“minutes after” Plaintiff fell and found that
“[t]he area of the accident was . . . dry and clear,
with no apparent safety concerns.” Resp. in
Opp'n, ECF No. 85, at p. 3; Petisco Dep.,
ECF No. 85-1, at p. 7. Defendant has also produced its own
expert report, “review[ing] and rebutt[ing]” the
findings of Plaintiff's “hired gun.”
Resp. in Opp'n, ECF No. 85, at pp. 4, 11.
party may move for summary judgment, identifying each claim
or defense-or the part of each claim or defense-on which
summary judgment is sought. The court shall grant summary
judgment if the movant shows that there is no genuine dispute
as to any material fact and the movant is entitled to
judgment as a matter of law.” Fed.R.Civ.P. 56(a).
“Genuine disputes are those in which the evidence is
such that a reasonable jury could return a verdict for the
non-movant.” Ellis v. England, 432 F.3d 1321,
1325-26 (11th Cir. 2005) (quoting Mize v. Jefferson City
Bd. of Educ., 93 F.3d 739, 742 (11th Cir. 1996)).
general rule is that inadmissible hearsay ‘cannot be
considered on a motion for summary judgment.'”
Macuba v. Deboer, 193 F.3d 1316, 1322 (11th Cir.
1999) (quoting Garside v. Osco Drug, Inc., 895 F.2d
46, 50 (1st Cir. 1990)). However, “a district court may
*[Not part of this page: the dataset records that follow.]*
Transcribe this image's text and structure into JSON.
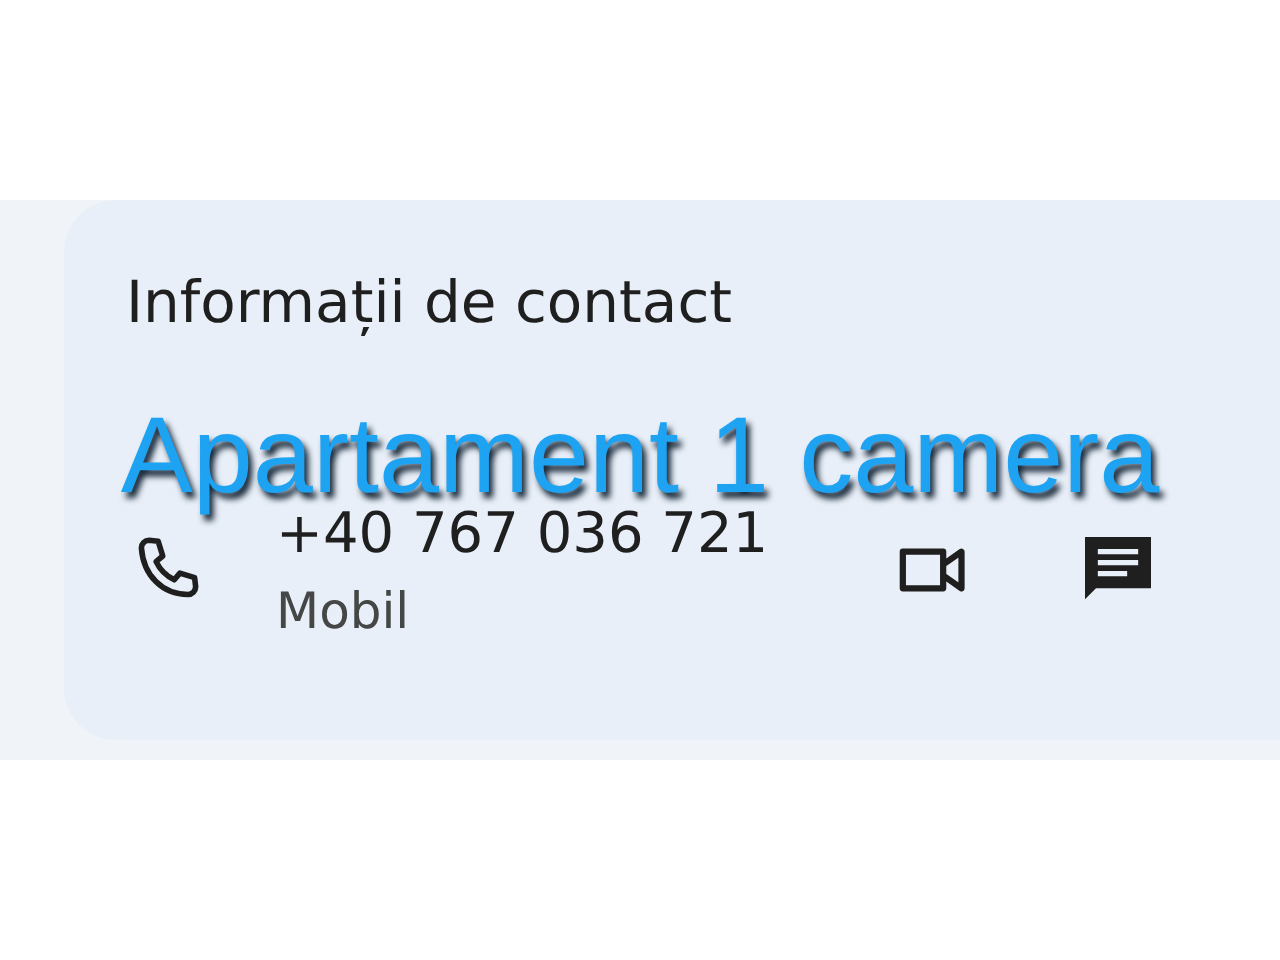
{
  "card": {
    "title": "Informații de contact",
    "phone": {
      "number": "+40 767 036 721",
      "label": "Mobil"
    }
  },
  "caption": "Apartament 1 camera"
}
consider a hearsay statement in passing on a motion for
summary judgment if the statement could be ‘reduced to
admissible evidence at trial' or ‘reduced to
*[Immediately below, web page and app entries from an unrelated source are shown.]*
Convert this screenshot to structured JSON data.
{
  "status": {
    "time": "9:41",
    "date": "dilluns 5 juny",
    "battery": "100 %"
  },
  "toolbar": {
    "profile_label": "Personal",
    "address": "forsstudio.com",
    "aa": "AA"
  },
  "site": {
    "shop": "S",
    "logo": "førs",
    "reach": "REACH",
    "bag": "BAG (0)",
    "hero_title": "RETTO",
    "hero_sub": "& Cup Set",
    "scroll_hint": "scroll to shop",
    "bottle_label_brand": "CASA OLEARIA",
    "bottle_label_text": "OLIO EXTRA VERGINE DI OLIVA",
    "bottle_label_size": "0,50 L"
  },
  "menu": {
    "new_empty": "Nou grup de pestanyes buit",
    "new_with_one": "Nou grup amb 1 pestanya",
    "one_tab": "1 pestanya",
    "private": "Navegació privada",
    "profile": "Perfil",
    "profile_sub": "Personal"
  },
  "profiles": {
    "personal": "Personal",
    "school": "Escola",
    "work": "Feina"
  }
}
admissible form.'” Macuba, 193 F.3d at
1323. “The most obvious way that hearsay testimony can
be reduced to admissible form is to have the hearsay
declarant testify directly to the matter at trial.”
Jones v. UPS Ground Freight, 683 F.3d 1283, 1294
(11th Cir. 2012).
law . . . governs the liability of a cruise ship for a
passenger's slip and fall.” Sorrels v. NCL
(Bahamas) Ltd., 796 F.3d 1275, 1280 (11th Cir. 2015).
“Under maritime law, the owner of a ship in navigable
waters owes passengers a ‘duty of reasonable care'
under the circumstances.” Id. “In this
circuit, the maritime standard of reasonable care usually
requires that the cruise ship operator have actual or
constructive knowledge of the risk-creating condition.”
Id. at 1286.
“presence of warning cones” near an alleged slip
and fall is evidence from which “a reasonable jury
could . . . infer that [the defendant] was on notice of the
potentially hazardous condition.” Merideth v.
Carnival Corp., 49 F.Supp.3d 1090, 1094 (S.D. Fla.
2014). Another “way a plaintiff may prove . . .
constructive notice of a defective condition” is
through “evidence of substantially similar
accidents.” Thomas v. NCL (Bahamas), Ltd., 203
F.Supp.3d 1189, 1192 (S.D. Fla. 2016).